Rule #14: Develop your USP (Unique Selling Proposition). Separate yourself from the competition as clearly as you can. Discover, isolate and dramatize all the reasons for doing business with you instead of someone else.
Rule #15: Value-added marketing. Learn to give. Value-added marketing builds sales and future relationships. Most marketers think of direct response strictly as a device to get.
Rule #16: Testimonials. Use testimonials. They’re proof that you’re as good as you say you are, and that you’ll do what you say you will. Like:
“Clearly, CDMG is the #1 direct marketing agency in America.” – William Seay, The Dynamic Investor
It’s called credibility, and you can’t do successful direct response marketing without it!
Rule #17: Offer. Don’t make the reader guess about your offer. Make it clear and simple. Tell the reader what you want him to do and what you are selling, near the beginning of the letter.
Rule #18: Clarity. Avoid bureaucratic talk and clichés unless there is a compelling reason. Also, avoid such phrases as “a legend in his own time,” and “all things being equal” or new words that draw attention to themselves such as “awesome” and “NOT.”
Rule #19: Commas and semicolons. Don’t use too many commas and semicolons. They slow the reader down.
Rule #20: Weasel words. Avoid words or phrases that convey doubt or uncertainty: “We think,” “It appears,” “It seems,” “You might find.”
Rule #21: Stick to the facts. Don’t oversell or exaggerate.
Rule #22: Proof. Use case histories, illustrations, testimonials and endorsements to reinforce your selling message.
Rule #23: Current events. Relate to present news in your copy if appropriate.
Rule #24: Credibility. Write copy that makes prospects perceive you as an authority or expert.
Rule #25: Use specifics, not generalities. Don’t say, “thousands spent in research.” Say “$159,652 spent in research.”
Rule #26: First page must…Never end the first page with the last word completing a sentence. Always make the reader turn the page.
Rule #27: Instruct. Write “over please” on the first page.
Rule #28: Easy to read. Blow up type 110% to make it easier to read.
Rule #29: The magical “You.” Have the letter be “YOU-oriented” not “WE-oriented.” For example…
- “You’ll gain…”
- You’ll discover…”

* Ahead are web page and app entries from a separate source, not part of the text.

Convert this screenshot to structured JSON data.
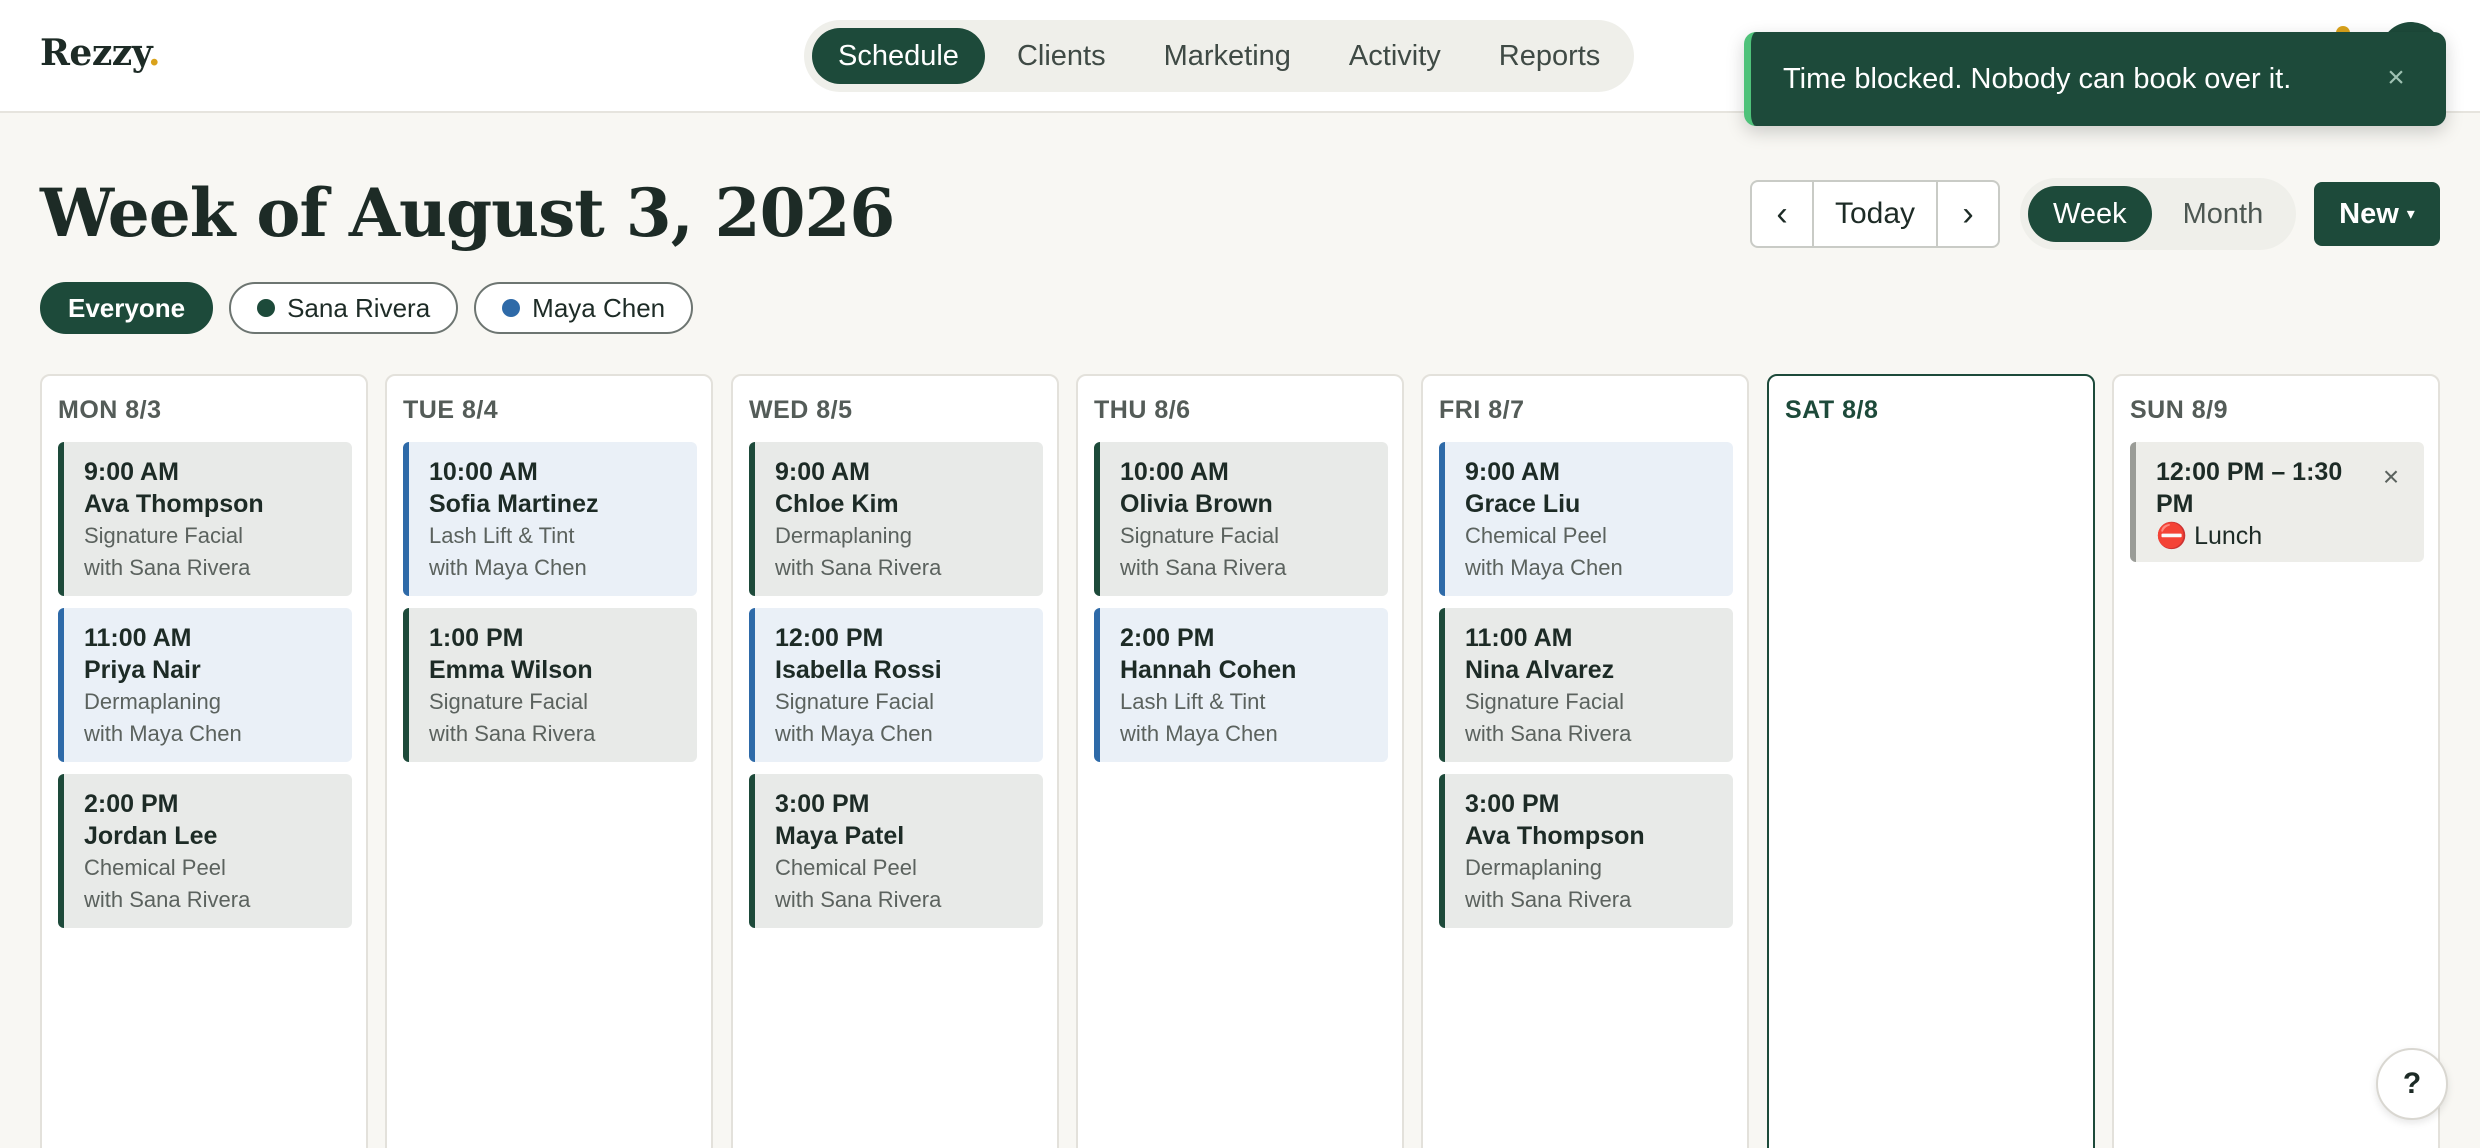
{
  "app": {
    "logo_text": "Rezzy",
    "logo_dot": ".",
    "logo_dot_color": "#d9a21b",
    "brand_color": "#1d4a3a"
  },
  "nav": {
    "tabs": [
      {
        "label": "Schedule",
        "active": true
      },
      {
        "label": "Clients",
        "active": false
      },
      {
        "label": "Marketing",
        "active": false
      },
      {
        "label": "Activity",
        "active": false
      },
      {
        "label": "Reports",
        "active": false
      }
    ]
  },
  "toast": {
    "message": "Time blocked. Nobody can book over it.",
    "close_icon": "×",
    "accent_color": "#4fc27a"
  },
  "header": {
    "title": "Week of August 3, 2026",
    "prev_label": "‹",
    "today_label": "Today",
    "next_label": "›",
    "view_week": "Week",
    "view_month": "Month",
    "active_view": "Week",
    "new_label": "New",
    "new_caret": "▾"
  },
  "filters": [
    {
      "label": "Everyone",
      "active": true,
      "dot_color": null
    },
    {
      "label": "Sana Rivera",
      "active": false,
      "dot_color": "#1d4a3a"
    },
    {
      "label": "Maya Chen",
      "active": false,
      "dot_color": "#2e6aa8"
    }
  ],
  "days": [
    {
      "label": "MON 8/3",
      "today": false,
      "appointments": [
        {
          "time": "9:00 AM",
          "client": "Ava Thompson",
          "service": "Signature Facial",
          "staff": "with Sana Rivera",
          "provider": "sana"
        },
        {
          "time": "11:00 AM",
          "client": "Priya Nair",
          "service": "Dermaplaning",
          "staff": "with Maya Chen",
          "provider": "maya"
        },
        {
          "time": "2:00 PM",
          "client": "Jordan Lee",
          "service": "Chemical Peel",
          "staff": "with Sana Rivera",
          "provider": "sana"
        }
      ]
    },
    {
      "label": "TUE 8/4",
      "today": false,
      "appointments": [
        {
          "time": "10:00 AM",
          "client": "Sofia Martinez",
          "service": "Lash Lift & Tint",
          "staff": "with Maya Chen",
          "provider": "maya"
        },
        {
          "time": "1:00 PM",
          "client": "Emma Wilson",
          "service": "Signature Facial",
          "staff": "with Sana Rivera",
          "provider": "sana"
        }
      ]
    },
    {
      "label": "WED 8/5",
      "today": false,
      "appointments": [
        {
          "time": "9:00 AM",
          "client": "Chloe Kim",
          "service": "Dermaplaning",
          "staff": "with Sana Rivera",
          "provider": "sana"
        },
        {
          "time": "12:00 PM",
          "client": "Isabella Rossi",
          "service": "Signature Facial",
          "staff": "with Maya Chen",
          "provider": "maya"
        },
        {
          "time": "3:00 PM",
          "client": "Maya Patel",
          "service": "Chemical Peel",
          "staff": "with Sana Rivera",
          "provider": "sana"
        }
      ]
    },
    {
      "label": "THU 8/6",
      "today": false,
      "appointments": [
        {
          "time": "10:00 AM",
          "client": "Olivia Brown",
          "service": "Signature Facial",
          "staff": "with Sana Rivera",
          "provider": "sana"
        },
        {
          "time": "2:00 PM",
          "client": "Hannah Cohen",
          "service": "Lash Lift & Tint",
          "staff": "with Maya Chen",
          "provider": "maya"
        }
      ]
    },
    {
      "label": "FRI 8/7",
      "today": false,
      "appointments": [
        {
          "time": "9:00 AM",
          "client": "Grace Liu",
          "service": "Chemical Peel",
          "staff": "with Maya Chen",
          "provider": "maya"
        },
        {
          "time": "11:00 AM",
          "client": "Nina Alvarez",
          "service": "Signature Facial",
          "staff": "with Sana Rivera",
          "provider": "sana"
        },
        {
          "time": "3:00 PM",
          "client": "Ava Thompson",
          "service": "Dermaplaning",
          "staff": "with Sana Rivera",
          "provider": "sana"
        }
      ]
    },
    {
      "label": "SAT 8/8",
      "today": true,
      "appointments": []
    },
    {
      "label": "SUN 8/9",
      "today": false,
      "blocks": [
        {
          "time": "12:00 PM – 1:30 PM",
          "label": "⛔ Lunch",
          "close_icon": "×"
        }
      ]
    }
  ],
  "help": {
    "label": "?"
  }
}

- “Let me tell you….”
- “If you’re like…”
- “I’d like to show you…”
Don’t use “our company” or “we believe.” The prospect doesn’t care about what you think, only about what he or she needs.
Rule #30: Action. Use an active voice and present tense. Don’t say “The free book will be forwarded to you.” Say, “I’ll send you your free book.”
Rule #31: Audience of one. Always write to one person. You should avoid writing to a group of people. Be interested only in one person’s likes and dislikes, needs and beliefs.
Rule #32: Preemptive. Anticipate questions and prove your benefits. Confront negatives with positives.
Rule #33: Don’t brag. Never brag about yourself. Let the facts and testimonials brag about you.
#34: Graphs and charts. People believe and love graphs and charts. Use comparison.
#35: Social proof. Use 5-star ratings, reviews and social proof.
Use the rules above as a handy checklist. See if your copywriter is in violation or in harmony with these proven techniques that can make the difference between breakthrough copy and mediocre copy. Or worse, failure.
If you’d like to create a powerful direct mail piece using these rules, give me a call at (310)212-5727 or email Caleb at firstname.lastname@example.org.
Here are the rest of this week’s articles: